3. Improve/Optimize The Content
Update your content if it’s out of date or missing the latest information on its topic. For instance, a blog post about machine learning that was written five years ago could be due for an update. It’s always a good idea to go over your content regularly.
But aside from the written text itself, you can also do things like add images, videos or a call-to-action (CTA) that can help you convert more readers on that page. Maybe your goal is to increase social shares, sales or acquire more subscribers. Changing old content to be more in line with your current business path can give you more leads, more sales, and get you closer to your goals.
WARNING: Don't Get Attached
We're all human. Sometimes, we spend a lot of time creating content that just doesn't rank or perform. It sucks. Don't get attached to the content though. Spending hours and hours trying to get something to rank can be a huge waste of time, when you could be creating new stuff, targeting new keywords, and reaching new audiences.
You can always funnel traffic to your precious pages that don't rank. I have no doubt in my mind that my SEO checklist will not rank. Page 1 is filled with authoritative sites, and it's a high competition phrase. I'm not concerned about it though! I can internally link within my own content and send relevant traffic to the page.
I can write content about relevant low competition phrases, then funnel that traffic to my high-competition pages.
For example, you're reading this page improving old content and writing new content.

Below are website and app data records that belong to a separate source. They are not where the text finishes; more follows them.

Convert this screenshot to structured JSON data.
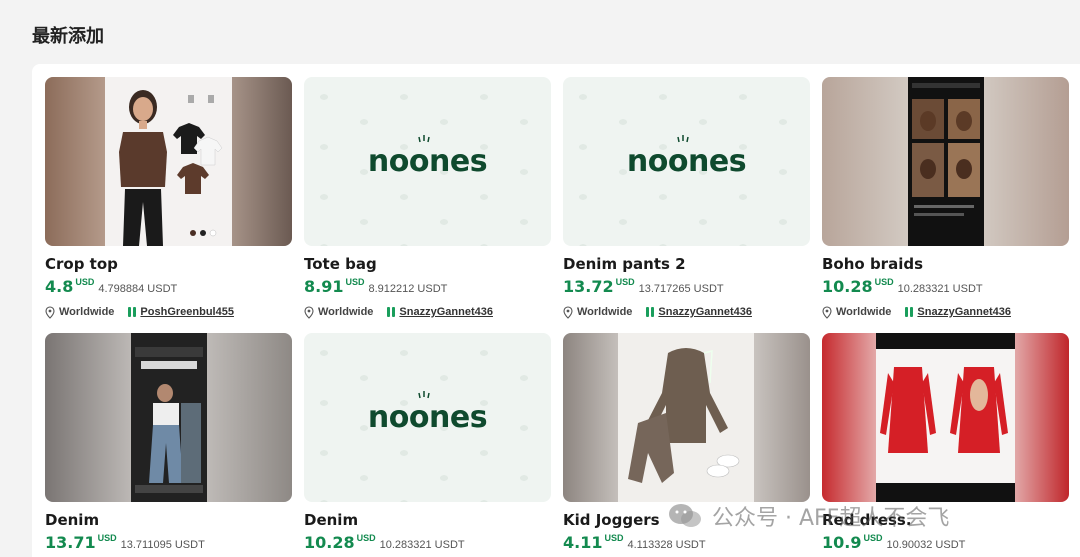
{
  "section": {
    "title": "最新添加"
  },
  "watermark": {
    "text": "公众号 · AFF超人不会飞"
  },
  "colors": {
    "price": "#138a4f",
    "brand": "#0f4a2e",
    "online": "#1a9e5c"
  },
  "listings": [
    {
      "title": "Crop top",
      "price": "4.8",
      "currency": "USD",
      "usdt": "4.798884 USDT",
      "location": "Worldwide",
      "seller": "PoshGreenbul455",
      "image": "photo-crop-top"
    },
    {
      "title": "Tote bag",
      "price": "8.91",
      "currency": "USD",
      "usdt": "8.912212 USDT",
      "location": "Worldwide",
      "seller": "SnazzyGannet436",
      "image": "noones-placeholder"
    },
    {
      "title": "Denim pants 2",
      "price": "13.72",
      "currency": "USD",
      "usdt": "13.717265 USDT",
      "location": "Worldwide",
      "seller": "SnazzyGannet436",
      "image": "noones-placeholder"
    },
    {
      "title": "Boho braids",
      "price": "10.28",
      "currency": "USD",
      "usdt": "10.283321 USDT",
      "location": "Worldwide",
      "seller": "SnazzyGannet436",
      "image": "photo-boho-braids"
    },
    {
      "title": "Denim",
      "price": "13.71",
      "currency": "USD",
      "usdt": "13.711095 USDT",
      "image": "photo-denim"
    },
    {
      "title": "Denim",
      "price": "10.28",
      "currency": "USD",
      "usdt": "10.283321 USDT",
      "image": "noones-placeholder"
    },
    {
      "title": "Kid Joggers",
      "price": "4.11",
      "currency": "USD",
      "usdt": "4.113328 USDT",
      "image": "photo-kid-joggers"
    },
    {
      "title": "Red dress.",
      "price": "10.9",
      "currency": "USD",
      "usdt": "10.90032 USDT",
      "image": "photo-red-dress"
    }
  ],
  "brand": {
    "logo_text": "noones"
  }
}
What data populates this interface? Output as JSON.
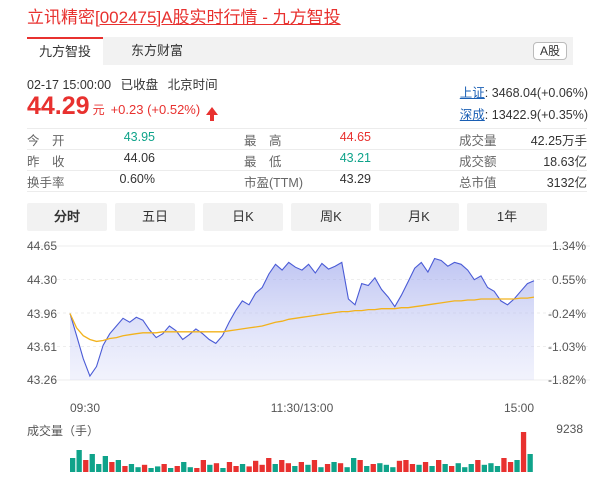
{
  "header": {
    "title_prefix": "立讯精密",
    "title_link": "[002475]A股实时行情 - 九方智投"
  },
  "tabs": [
    {
      "label": "九方智投",
      "active": true
    },
    {
      "label": "东方财富",
      "active": false
    }
  ],
  "market_badge": "A股",
  "quote": {
    "datetime": "02-17 15:00:00",
    "status": "已收盘",
    "timezone": "北京时间",
    "price": "44.29",
    "unit": "元",
    "change": "+0.23 (+0.52%)"
  },
  "indices": [
    {
      "name": "上证",
      "value": ": 3468.04(+0.06%)"
    },
    {
      "name": "深成",
      "value": ": 13422.9(+0.35%)"
    }
  ],
  "stats": [
    {
      "l1": "今　开",
      "v1": "43.95",
      "c1": "green",
      "l2": "最　高",
      "v2": "44.65",
      "c2": "red",
      "l3": "成交量",
      "v3": "42.25万手",
      "c3": ""
    },
    {
      "l1": "昨　收",
      "v1": "44.06",
      "c1": "",
      "l2": "最　低",
      "v2": "43.21",
      "c2": "green",
      "l3": "成交额",
      "v3": "18.63亿",
      "c3": ""
    },
    {
      "l1": "换手率",
      "v1": "0.60%",
      "c1": "",
      "l2": "市盈(TTM)",
      "v2": "43.29",
      "c2": "",
      "l3": "总市值",
      "v3": "3132亿",
      "c3": ""
    }
  ],
  "periods": [
    "分时",
    "五日",
    "日K",
    "周K",
    "月K",
    "1年"
  ],
  "colors": {
    "up": "#e8312f",
    "down": "#0fa38a",
    "price_line": "#4a5bd6",
    "avg_line": "#f2b21c"
  },
  "chart_data": {
    "type": "line",
    "price_axis_labels": [
      "44.65",
      "44.30",
      "43.96",
      "43.61",
      "43.26"
    ],
    "percent_axis_labels": [
      "1.34%",
      "0.55%",
      "-0.24%",
      "-1.03%",
      "-1.82%"
    ],
    "ylim": [
      43.26,
      44.65
    ],
    "x_tick_labels": [
      "09:30",
      "11:30/13:00",
      "15:00"
    ],
    "series": [
      {
        "values": [
          43.95,
          43.72,
          43.48,
          43.3,
          43.4,
          43.62,
          43.74,
          43.82,
          43.9,
          43.86,
          43.91,
          43.88,
          43.78,
          43.7,
          43.74,
          43.82,
          43.77,
          43.68,
          43.73,
          43.79,
          43.74,
          43.68,
          43.64,
          43.72,
          43.86,
          43.98,
          44.08,
          44.04,
          44.16,
          44.22,
          44.36,
          44.46,
          44.4,
          44.48,
          44.43,
          44.4,
          44.46,
          44.37,
          44.47,
          44.41,
          44.44,
          44.48,
          44.1,
          44.04,
          44.26,
          44.24,
          44.32,
          44.2,
          44.12,
          44.02,
          44.14,
          44.28,
          44.42,
          44.48,
          44.38,
          44.52,
          44.5,
          44.44,
          44.48,
          44.46,
          44.4,
          44.3,
          44.34,
          44.22,
          44.18,
          44.08,
          44.04,
          44.1,
          44.18,
          44.26,
          44.29
        ]
      },
      {
        "values": [
          43.95,
          43.8,
          43.72,
          43.68,
          43.66,
          43.67,
          43.69,
          43.7,
          43.72,
          43.73,
          43.74,
          43.75,
          43.75,
          43.75,
          43.76,
          43.76,
          43.76,
          43.76,
          43.76,
          43.76,
          43.76,
          43.76,
          43.76,
          43.76,
          43.77,
          43.78,
          43.79,
          43.8,
          43.81,
          43.82,
          43.84,
          43.86,
          43.87,
          43.89,
          43.9,
          43.91,
          43.92,
          43.93,
          43.94,
          43.95,
          43.96,
          43.97,
          43.97,
          43.98,
          43.98,
          43.99,
          43.99,
          44.0,
          44.0,
          44.0,
          44.01,
          44.01,
          44.02,
          44.03,
          44.04,
          44.05,
          44.06,
          44.07,
          44.08,
          44.08,
          44.09,
          44.09,
          44.1,
          44.1,
          44.1,
          44.1,
          44.1,
          44.1,
          44.11,
          44.11,
          44.12
        ]
      }
    ],
    "volume_title": "成交量（手）",
    "volume_max_label": "9238",
    "volume": [
      [
        0.35,
        "down"
      ],
      [
        0.55,
        "down"
      ],
      [
        0.3,
        "up"
      ],
      [
        0.45,
        "down"
      ],
      [
        0.2,
        "down"
      ],
      [
        0.4,
        "down"
      ],
      [
        0.25,
        "up"
      ],
      [
        0.3,
        "down"
      ],
      [
        0.15,
        "up"
      ],
      [
        0.2,
        "down"
      ],
      [
        0.12,
        "down"
      ],
      [
        0.18,
        "up"
      ],
      [
        0.1,
        "down"
      ],
      [
        0.14,
        "down"
      ],
      [
        0.2,
        "up"
      ],
      [
        0.1,
        "down"
      ],
      [
        0.15,
        "up"
      ],
      [
        0.25,
        "down"
      ],
      [
        0.12,
        "down"
      ],
      [
        0.1,
        "up"
      ],
      [
        0.3,
        "up"
      ],
      [
        0.18,
        "down"
      ],
      [
        0.22,
        "up"
      ],
      [
        0.1,
        "down"
      ],
      [
        0.25,
        "up"
      ],
      [
        0.15,
        "up"
      ],
      [
        0.2,
        "down"
      ],
      [
        0.14,
        "up"
      ],
      [
        0.28,
        "up"
      ],
      [
        0.18,
        "up"
      ],
      [
        0.35,
        "up"
      ],
      [
        0.2,
        "down"
      ],
      [
        0.3,
        "up"
      ],
      [
        0.22,
        "up"
      ],
      [
        0.15,
        "down"
      ],
      [
        0.25,
        "up"
      ],
      [
        0.18,
        "down"
      ],
      [
        0.3,
        "up"
      ],
      [
        0.12,
        "down"
      ],
      [
        0.2,
        "up"
      ],
      [
        0.25,
        "down"
      ],
      [
        0.22,
        "up"
      ],
      [
        0.12,
        "down"
      ],
      [
        0.35,
        "down"
      ],
      [
        0.3,
        "up"
      ],
      [
        0.15,
        "down"
      ],
      [
        0.2,
        "up"
      ],
      [
        0.22,
        "down"
      ],
      [
        0.18,
        "down"
      ],
      [
        0.12,
        "down"
      ],
      [
        0.28,
        "up"
      ],
      [
        0.3,
        "up"
      ],
      [
        0.2,
        "up"
      ],
      [
        0.18,
        "down"
      ],
      [
        0.25,
        "up"
      ],
      [
        0.15,
        "down"
      ],
      [
        0.3,
        "up"
      ],
      [
        0.2,
        "down"
      ],
      [
        0.15,
        "up"
      ],
      [
        0.22,
        "down"
      ],
      [
        0.12,
        "down"
      ],
      [
        0.2,
        "down"
      ],
      [
        0.3,
        "up"
      ],
      [
        0.18,
        "down"
      ],
      [
        0.22,
        "down"
      ],
      [
        0.15,
        "down"
      ],
      [
        0.35,
        "up"
      ],
      [
        0.25,
        "up"
      ],
      [
        0.3,
        "down"
      ],
      [
        1.0,
        "up"
      ],
      [
        0.45,
        "down"
      ]
    ]
  }
}
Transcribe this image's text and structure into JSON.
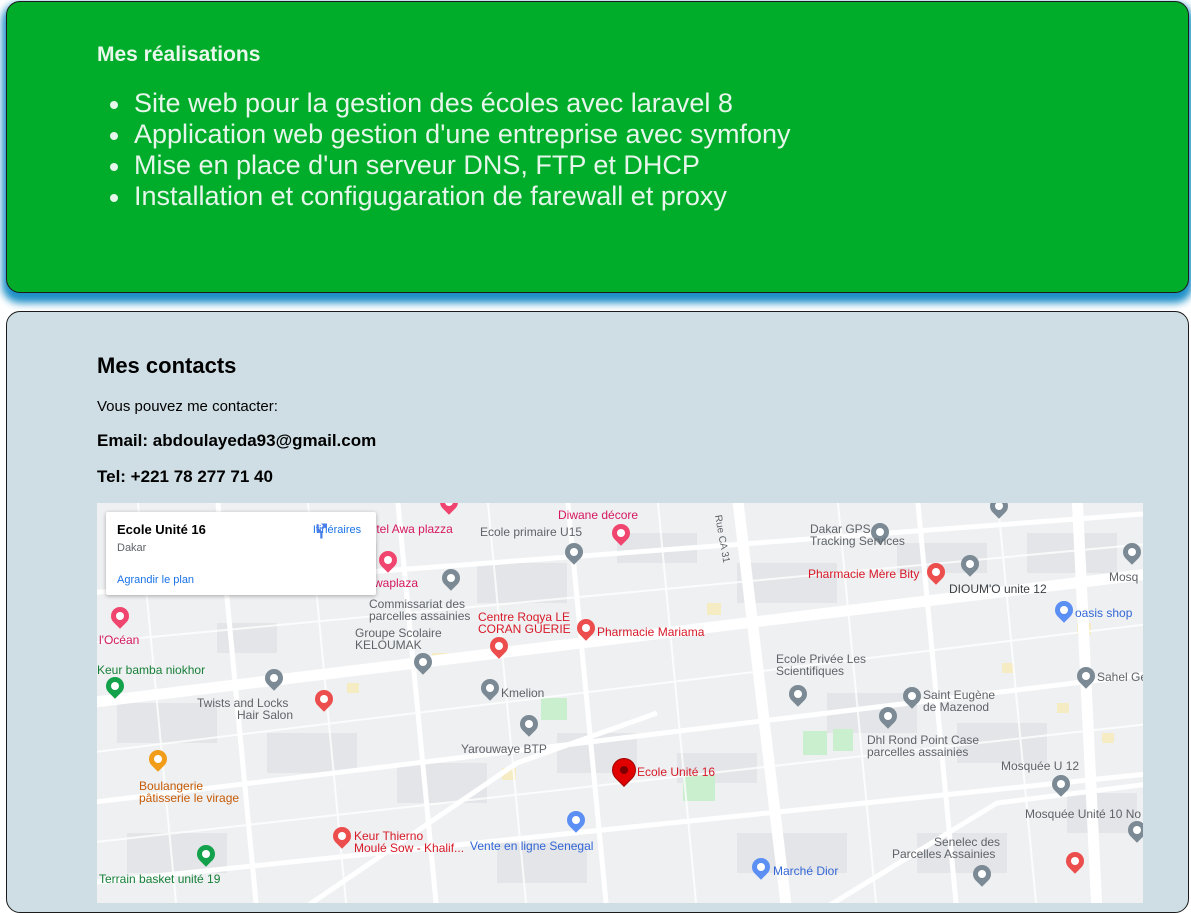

Now you can read my SEO recommendations to help you create said content!
When to Create New Content? Always!
Throughout this article, I've focused a lot on improving old content. I just wanted to get that out of the way. However, I actually think creating new content is always going to be your most powerful tool for ranking. Consistently producing fresh, quality content is a surefire way to rank in Google. Not only do you get more chances to rank with more words on the page, but you also signal to Google that you know a lot about what you're writing about (or at least that you have a lot to say).
The #1 thing that stops newbies from ever seeing success is not writing enough volume of content, whether that be on a single publication, or across many articles on an entire website.
To get started writing awesome content that ranks, here are the resources I recommend: